An occasional mistake is simply a reminder that McGee is still in his first season playing collegiate baseball. It is not a reason to keep him out of the lineup. McGee has featured prominently in some of the crucial moments of GU’s season to date.

In a series sweep over current No. 3 Oklahoma State, McGee hit a go-ahead homerun in the top of the 10th to put GU up 2-1. The Bulldogs wouldn’t relinquish that lead on their way to a marquee series clinching win over one of the consensus top programs in the country.

“Individually, he seems to get better when the big moment shows up. It just seems like he’s continuing to put himself in a good spot. He just seems to kind of rise to the occasion when the game is on the line,” Winston said. “I think he’s going to be a really special player down the road.”

McGee’s talent was widely recognized in recruiting circles as he had a number of suitors from the PAC-12 and the WCC in hot pursuit. Ultimately, McGee chose GU because of a connection with head coach Mark Machtolf over hunting and fishing.

“The thing that really stood out most to me was the family environment that coach Machtolf talked about,” McGee said. “It was something that I really wanted to be a part of. I didn't feel that way about any other program.”

With his spot as the team’s everyday third baseman and cleanup hitter secured, McGee is free to focus on improving individually as one crucial piece to the Zags’ quest for a repeat WCC championship. The Bulldogs are projected to host a postseason regional due to their hot start, and the road to the College World Series has never been clearer for the Zags under Machtolf.   

“We always talked about protecting our championship because obviously before my time they had won several WCC championships, and that's something we have in our sights and are continuing to work towards,” McGee said. “We all have the same vision in mind of making it as far as we possibly can. In order to accomplish that, we all have to be brothers and come together and get it all done.”

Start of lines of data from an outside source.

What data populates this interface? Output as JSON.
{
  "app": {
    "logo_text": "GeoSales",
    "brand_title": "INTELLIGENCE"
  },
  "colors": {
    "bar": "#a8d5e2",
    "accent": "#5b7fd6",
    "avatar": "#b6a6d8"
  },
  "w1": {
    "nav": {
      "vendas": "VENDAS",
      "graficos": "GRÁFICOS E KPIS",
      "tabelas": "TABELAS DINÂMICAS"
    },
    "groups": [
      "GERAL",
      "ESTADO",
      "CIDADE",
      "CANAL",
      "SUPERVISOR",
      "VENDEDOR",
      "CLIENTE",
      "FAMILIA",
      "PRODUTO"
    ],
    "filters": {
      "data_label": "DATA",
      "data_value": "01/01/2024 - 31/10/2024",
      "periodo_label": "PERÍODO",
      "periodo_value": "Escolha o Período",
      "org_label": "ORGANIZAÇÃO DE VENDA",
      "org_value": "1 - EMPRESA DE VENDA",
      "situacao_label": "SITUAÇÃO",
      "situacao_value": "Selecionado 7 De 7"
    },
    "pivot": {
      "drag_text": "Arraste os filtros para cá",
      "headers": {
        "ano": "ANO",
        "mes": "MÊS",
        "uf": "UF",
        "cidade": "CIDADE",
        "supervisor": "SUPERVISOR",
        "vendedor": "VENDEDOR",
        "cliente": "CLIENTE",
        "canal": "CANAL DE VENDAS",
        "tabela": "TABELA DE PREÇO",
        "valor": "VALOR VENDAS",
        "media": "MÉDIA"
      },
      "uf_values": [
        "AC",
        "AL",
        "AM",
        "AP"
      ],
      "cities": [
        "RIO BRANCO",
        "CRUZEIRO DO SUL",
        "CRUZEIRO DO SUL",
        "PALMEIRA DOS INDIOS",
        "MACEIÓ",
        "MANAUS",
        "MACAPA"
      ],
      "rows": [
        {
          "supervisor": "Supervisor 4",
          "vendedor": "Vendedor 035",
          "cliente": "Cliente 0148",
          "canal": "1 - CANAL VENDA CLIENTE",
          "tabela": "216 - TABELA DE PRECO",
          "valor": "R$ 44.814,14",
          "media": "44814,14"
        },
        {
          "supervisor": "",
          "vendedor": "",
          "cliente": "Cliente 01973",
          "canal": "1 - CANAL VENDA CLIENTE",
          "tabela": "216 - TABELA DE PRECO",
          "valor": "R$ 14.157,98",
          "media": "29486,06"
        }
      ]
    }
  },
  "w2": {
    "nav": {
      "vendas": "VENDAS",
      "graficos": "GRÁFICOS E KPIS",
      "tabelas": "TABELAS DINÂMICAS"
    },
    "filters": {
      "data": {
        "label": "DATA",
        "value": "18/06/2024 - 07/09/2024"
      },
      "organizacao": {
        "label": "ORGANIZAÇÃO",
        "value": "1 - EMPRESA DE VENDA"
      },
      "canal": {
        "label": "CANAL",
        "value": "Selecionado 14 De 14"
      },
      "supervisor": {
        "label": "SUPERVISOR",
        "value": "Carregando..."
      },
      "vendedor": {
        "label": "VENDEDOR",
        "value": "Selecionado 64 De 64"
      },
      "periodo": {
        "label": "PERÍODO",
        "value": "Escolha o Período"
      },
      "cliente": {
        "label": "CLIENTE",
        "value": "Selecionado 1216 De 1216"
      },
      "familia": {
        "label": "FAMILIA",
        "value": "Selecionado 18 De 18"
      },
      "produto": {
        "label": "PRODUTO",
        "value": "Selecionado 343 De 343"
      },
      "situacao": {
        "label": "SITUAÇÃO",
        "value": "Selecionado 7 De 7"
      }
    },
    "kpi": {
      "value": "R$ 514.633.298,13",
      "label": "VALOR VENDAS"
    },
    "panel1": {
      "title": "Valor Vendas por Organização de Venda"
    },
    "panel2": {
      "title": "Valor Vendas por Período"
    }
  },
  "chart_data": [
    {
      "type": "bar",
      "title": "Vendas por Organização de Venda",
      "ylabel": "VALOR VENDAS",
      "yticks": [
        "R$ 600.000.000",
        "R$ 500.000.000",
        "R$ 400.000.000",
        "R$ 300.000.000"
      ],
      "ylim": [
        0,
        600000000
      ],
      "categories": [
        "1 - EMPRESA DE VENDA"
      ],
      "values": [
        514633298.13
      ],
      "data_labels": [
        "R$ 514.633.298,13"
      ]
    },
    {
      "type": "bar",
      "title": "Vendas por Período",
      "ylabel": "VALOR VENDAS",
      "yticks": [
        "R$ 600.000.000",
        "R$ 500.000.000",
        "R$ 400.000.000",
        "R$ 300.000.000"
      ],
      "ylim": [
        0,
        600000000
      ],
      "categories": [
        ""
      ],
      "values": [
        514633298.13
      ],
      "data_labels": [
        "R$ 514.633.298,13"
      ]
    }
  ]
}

Tommy Conmy is a copy editor. Follow him on Twitter: @tommyconmy.